> WHAT YOU SHOULD DO:
Among the lines of the entries below, count those containing the word "FASE" and answer with the number only.

[Excerpts from a dataset]
■ ■ ■ ■ ■

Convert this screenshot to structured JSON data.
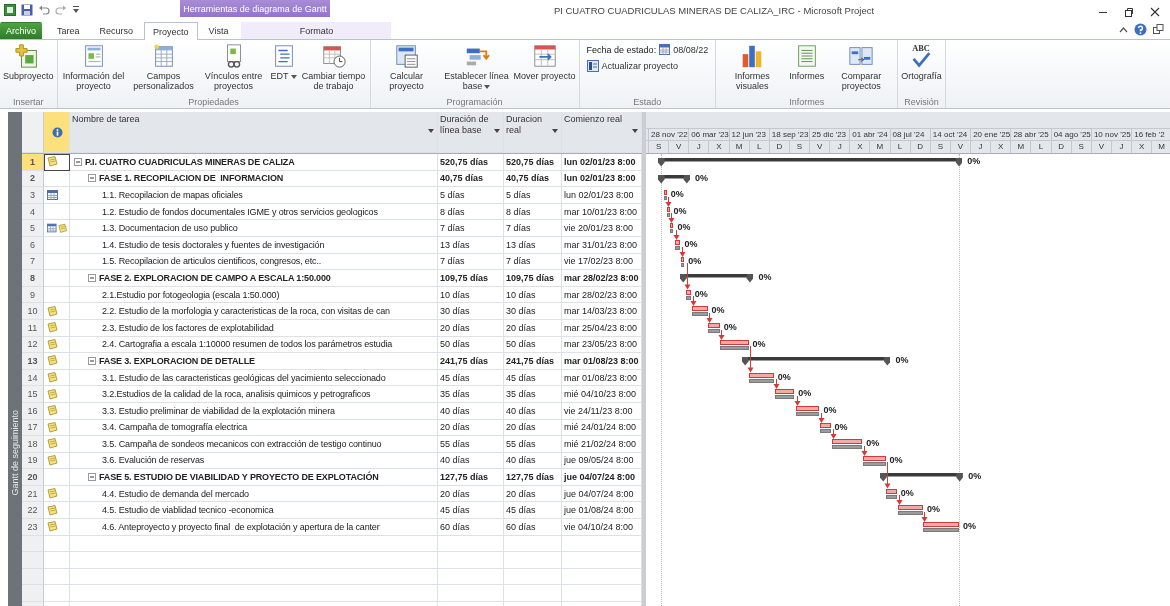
{
  "window": {
    "title": "PI CUATRO CUADRICULAS MINERAS DE CALIZA_IRC  -  Microsoft Project"
  },
  "ribbon_tabs": {
    "context_group": "Herramientas de diagrama de Gantt",
    "tabs": [
      {
        "label": "Archivo",
        "kind": "file",
        "selected": false
      },
      {
        "label": "Tarea",
        "kind": "normal",
        "selected": false
      },
      {
        "label": "Recurso",
        "kind": "normal",
        "selected": false
      },
      {
        "label": "Proyecto",
        "kind": "normal",
        "selected": true
      },
      {
        "label": "Vista",
        "kind": "normal",
        "selected": false
      },
      {
        "label": "Formato",
        "kind": "contextual",
        "selected": false
      }
    ]
  },
  "ribbon": {
    "groups": [
      {
        "label": "Insertar",
        "kind": "commands",
        "commands": [
          {
            "label": "Subproyecto",
            "dropdown": false
          }
        ]
      },
      {
        "label": "Propiedades",
        "kind": "commands",
        "commands": [
          {
            "label": "Información del proyecto",
            "dropdown": false
          },
          {
            "label": "Campos personalizados",
            "dropdown": false
          },
          {
            "label": "Vínculos entre proyectos",
            "dropdown": false
          },
          {
            "label": "EDT",
            "dropdown": true
          },
          {
            "label": "Cambiar tiempo de trabajo",
            "dropdown": false
          }
        ]
      },
      {
        "label": "Programación",
        "kind": "commands",
        "commands": [
          {
            "label": "Calcular proyecto",
            "dropdown": false
          },
          {
            "label": "Establecer línea base",
            "dropdown": true
          },
          {
            "label": "Mover proyecto",
            "dropdown": false
          }
        ]
      },
      {
        "label": "Estado",
        "kind": "status",
        "status_date": {
          "label": "Fecha de estado:",
          "value": "08/08/22"
        },
        "update_button": "Actualizar proyecto"
      },
      {
        "label": "Informes",
        "kind": "commands",
        "commands": [
          {
            "label": "Informes visuales",
            "dropdown": false
          },
          {
            "label": "Informes",
            "dropdown": false
          },
          {
            "label": "Comparar proyectos",
            "dropdown": false
          }
        ]
      },
      {
        "label": "Revisión",
        "kind": "commands",
        "commands": [
          {
            "label": "Ortografía",
            "dropdown": false,
            "icon_text": "ABC"
          }
        ]
      }
    ]
  },
  "table": {
    "view_label": "Gantt de seguimiento",
    "columns": [
      {
        "label": "Nombre de tarea"
      },
      {
        "label": "Duración de línea base"
      },
      {
        "label": "Duracion real"
      },
      {
        "label": "Comienzo real"
      }
    ],
    "rows": [
      {
        "id": "1",
        "kind": "summary",
        "calendar": false,
        "note": true,
        "name": "P.I. CUATRO CUADRICULAS MINERAS DE CALIZA",
        "baseline_duration": "520,75 días",
        "actual_duration": "520,75 días",
        "actual_start": "lun 02/01/23 8:00",
        "progress": "0%",
        "selected": true,
        "expanded": true,
        "children": [
          {
            "id": "2",
            "kind": "summary",
            "calendar": false,
            "note": false,
            "name": "FASE 1. RECOPILACION DE  INFORMACION",
            "baseline_duration": "40,75 días",
            "actual_duration": "40,75 días",
            "actual_start": "lun 02/01/23 8:00",
            "progress": "0%",
            "selected": false,
            "expanded": true,
            "children": [
              {
                "id": "3",
                "kind": "task",
                "calendar": true,
                "note": false,
                "name": "1.1. Recopilacion de mapas oficiales",
                "baseline_duration": "5 días",
                "actual_duration": "5 días",
                "actual_start": "lun 02/01/23 8:00",
                "progress": "0%",
                "selected": false
              },
              {
                "id": "4",
                "kind": "task",
                "calendar": false,
                "note": false,
                "name": "1.2. Estudio de fondos documentales IGME y otros servicios geologicos",
                "baseline_duration": "8 días",
                "actual_duration": "8 días",
                "actual_start": "mar 10/01/23 8:00",
                "progress": "0%",
                "selected": false
              },
              {
                "id": "5",
                "kind": "task",
                "calendar": true,
                "note": true,
                "name": "1.3. Documentacion de uso publico",
                "baseline_duration": "7 días",
                "actual_duration": "7 días",
                "actual_start": "vie 20/01/23 8:00",
                "progress": "0%",
                "selected": false
              },
              {
                "id": "6",
                "kind": "task",
                "calendar": false,
                "note": false,
                "name": "1.4. Estudio de tesis doctorales y fuentes de investigación",
                "baseline_duration": "13 días",
                "actual_duration": "13 días",
                "actual_start": "mar 31/01/23 8:00",
                "progress": "0%",
                "selected": false
              },
              {
                "id": "7",
                "kind": "task",
                "calendar": false,
                "note": false,
                "name": "1.5. Recopilacion de articulos cientificos, congresos, etc..",
                "baseline_duration": "7 días",
                "actual_duration": "7 días",
                "actual_start": "vie 17/02/23 8:00",
                "progress": "0%",
                "selected": false
              }
            ]
          },
          {
            "id": "8",
            "kind": "summary",
            "calendar": false,
            "note": false,
            "name": "FASE 2. EXPLORACION DE CAMPO A ESCALA 1:50.000",
            "baseline_duration": "109,75 días",
            "actual_duration": "109,75 días",
            "actual_start": "mar 28/02/23 8:00",
            "progress": "0%",
            "selected": false,
            "expanded": true,
            "children": [
              {
                "id": "9",
                "kind": "task",
                "calendar": false,
                "note": false,
                "name": "2.1.Estudio por fotogeologia (escala 1:50.000)",
                "baseline_duration": "10 días",
                "actual_duration": "10 días",
                "actual_start": "mar 28/02/23 8:00",
                "progress": "0%",
                "selected": false
              },
              {
                "id": "10",
                "kind": "task",
                "calendar": false,
                "note": true,
                "name": "2.2. Estudio de la morfologia y caracteristicas de la roca, con visitas de can",
                "baseline_duration": "30 días",
                "actual_duration": "30 días",
                "actual_start": "mar 14/03/23 8:00",
                "progress": "0%",
                "selected": false
              },
              {
                "id": "11",
                "kind": "task",
                "calendar": false,
                "note": true,
                "name": "2.3. Estudio de los factores de explotabilidad",
                "baseline_duration": "20 días",
                "actual_duration": "20 días",
                "actual_start": "mar 25/04/23 8:00",
                "progress": "0%",
                "selected": false
              },
              {
                "id": "12",
                "kind": "task",
                "calendar": false,
                "note": true,
                "name": "2.4. Cartografia a escala 1:10000 resumen de todos los parámetros estudia",
                "baseline_duration": "50 días",
                "actual_duration": "50 días",
                "actual_start": "mar 23/05/23 8:00",
                "progress": "0%",
                "selected": false
              }
            ]
          },
          {
            "id": "13",
            "kind": "summary",
            "calendar": false,
            "note": true,
            "name": "FASE 3. EXPLORACION DE DETALLE",
            "baseline_duration": "241,75 días",
            "actual_duration": "241,75 días",
            "actual_start": "mar 01/08/23 8:00",
            "progress": "0%",
            "selected": false,
            "expanded": true,
            "children": [
              {
                "id": "14",
                "kind": "task",
                "calendar": false,
                "note": true,
                "name": "3.1. Estudio de las caracteristicas geológicas del yacimiento seleccionado",
                "baseline_duration": "45 días",
                "actual_duration": "45 días",
                "actual_start": "mar 01/08/23 8:00",
                "progress": "0%",
                "selected": false
              },
              {
                "id": "15",
                "kind": "task",
                "calendar": false,
                "note": true,
                "name": "3.2.Estudios de la calidad de la roca, analisis quimicos y petrograficos",
                "baseline_duration": "35 días",
                "actual_duration": "35 días",
                "actual_start": "mié 04/10/23 8:00",
                "progress": "0%",
                "selected": false
              },
              {
                "id": "16",
                "kind": "task",
                "calendar": false,
                "note": true,
                "name": "3.3. Estudio preliminar de viabilidad de la explotación minera",
                "baseline_duration": "40 días",
                "actual_duration": "40 días",
                "actual_start": "vie 24/11/23 8:00",
                "progress": "0%",
                "selected": false
              },
              {
                "id": "17",
                "kind": "task",
                "calendar": false,
                "note": true,
                "name": "3.4. Campaña de tomografía electrica",
                "baseline_duration": "20 días",
                "actual_duration": "20 días",
                "actual_start": "mié 24/01/24 8:00",
                "progress": "0%",
                "selected": false
              },
              {
                "id": "18",
                "kind": "task",
                "calendar": false,
                "note": true,
                "name": "3.5. Campaña de sondeos mecanicos con extracción de testigo continuo",
                "baseline_duration": "55 días",
                "actual_duration": "55 días",
                "actual_start": "mié 21/02/24 8:00",
                "progress": "0%",
                "selected": false
              },
              {
                "id": "19",
                "kind": "task",
                "calendar": false,
                "note": true,
                "name": "3.6. Evalución de reservas",
                "baseline_duration": "40 días",
                "actual_duration": "40 días",
                "actual_start": "jue 09/05/24 8:00",
                "progress": "0%",
                "selected": false
              }
            ]
          },
          {
            "id": "20",
            "kind": "summary",
            "calendar": false,
            "note": false,
            "name": "FASE 5. ESTUDIO DE VIABILIDAD Y PROYECTO DE EXPLOTACIÓN",
            "baseline_duration": "127,75 días",
            "actual_duration": "127,75 días",
            "actual_start": "jue 04/07/24 8:00",
            "progress": "0%",
            "selected": false,
            "expanded": true,
            "children": [
              {
                "id": "21",
                "kind": "task",
                "calendar": false,
                "note": true,
                "name": "4.4. Estudio de demanda del mercado",
                "baseline_duration": "20 días",
                "actual_duration": "20 días",
                "actual_start": "jue 04/07/24 8:00",
                "progress": "0%",
                "selected": false
              },
              {
                "id": "22",
                "kind": "task",
                "calendar": false,
                "note": true,
                "name": "4.5. Estudio de viablidad tecnico -economica",
                "baseline_duration": "45 días",
                "actual_duration": "45 días",
                "actual_start": "jue 01/08/24 8:00",
                "progress": "0%",
                "selected": false
              },
              {
                "id": "23",
                "kind": "task",
                "calendar": false,
                "note": true,
                "name": "4.6. Anteproyecto y proyecto final  de explotación y apertura de la canter",
                "baseline_duration": "60 días",
                "actual_duration": "60 días",
                "actual_start": "vie 04/10/24 8:00",
                "progress": "0%",
                "selected": false
              }
            ]
          }
        ]
      }
    ]
  },
  "gantt": {
    "timescale": {
      "major": [
        "28 nov '22",
        "06 mar '23",
        "12 jun '23",
        "18 sep '23",
        "25 dic '23",
        "01 abr '24",
        "08 jul '24",
        "14 oct '24",
        "20 ene '25",
        "28 abr '25",
        "04 ago '25",
        "10 nov '25",
        "16 feb '2"
      ],
      "minor": [
        "S",
        "V",
        "J",
        "X",
        "M",
        "L",
        "D",
        "S",
        "V",
        "J",
        "X",
        "M",
        "L",
        "D",
        "S",
        "V",
        "J",
        "X",
        "M",
        "L",
        "D",
        "S",
        "V",
        "J",
        "X",
        "M"
      ]
    }
  }
}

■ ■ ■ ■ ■

> RESPONSE BOX:
4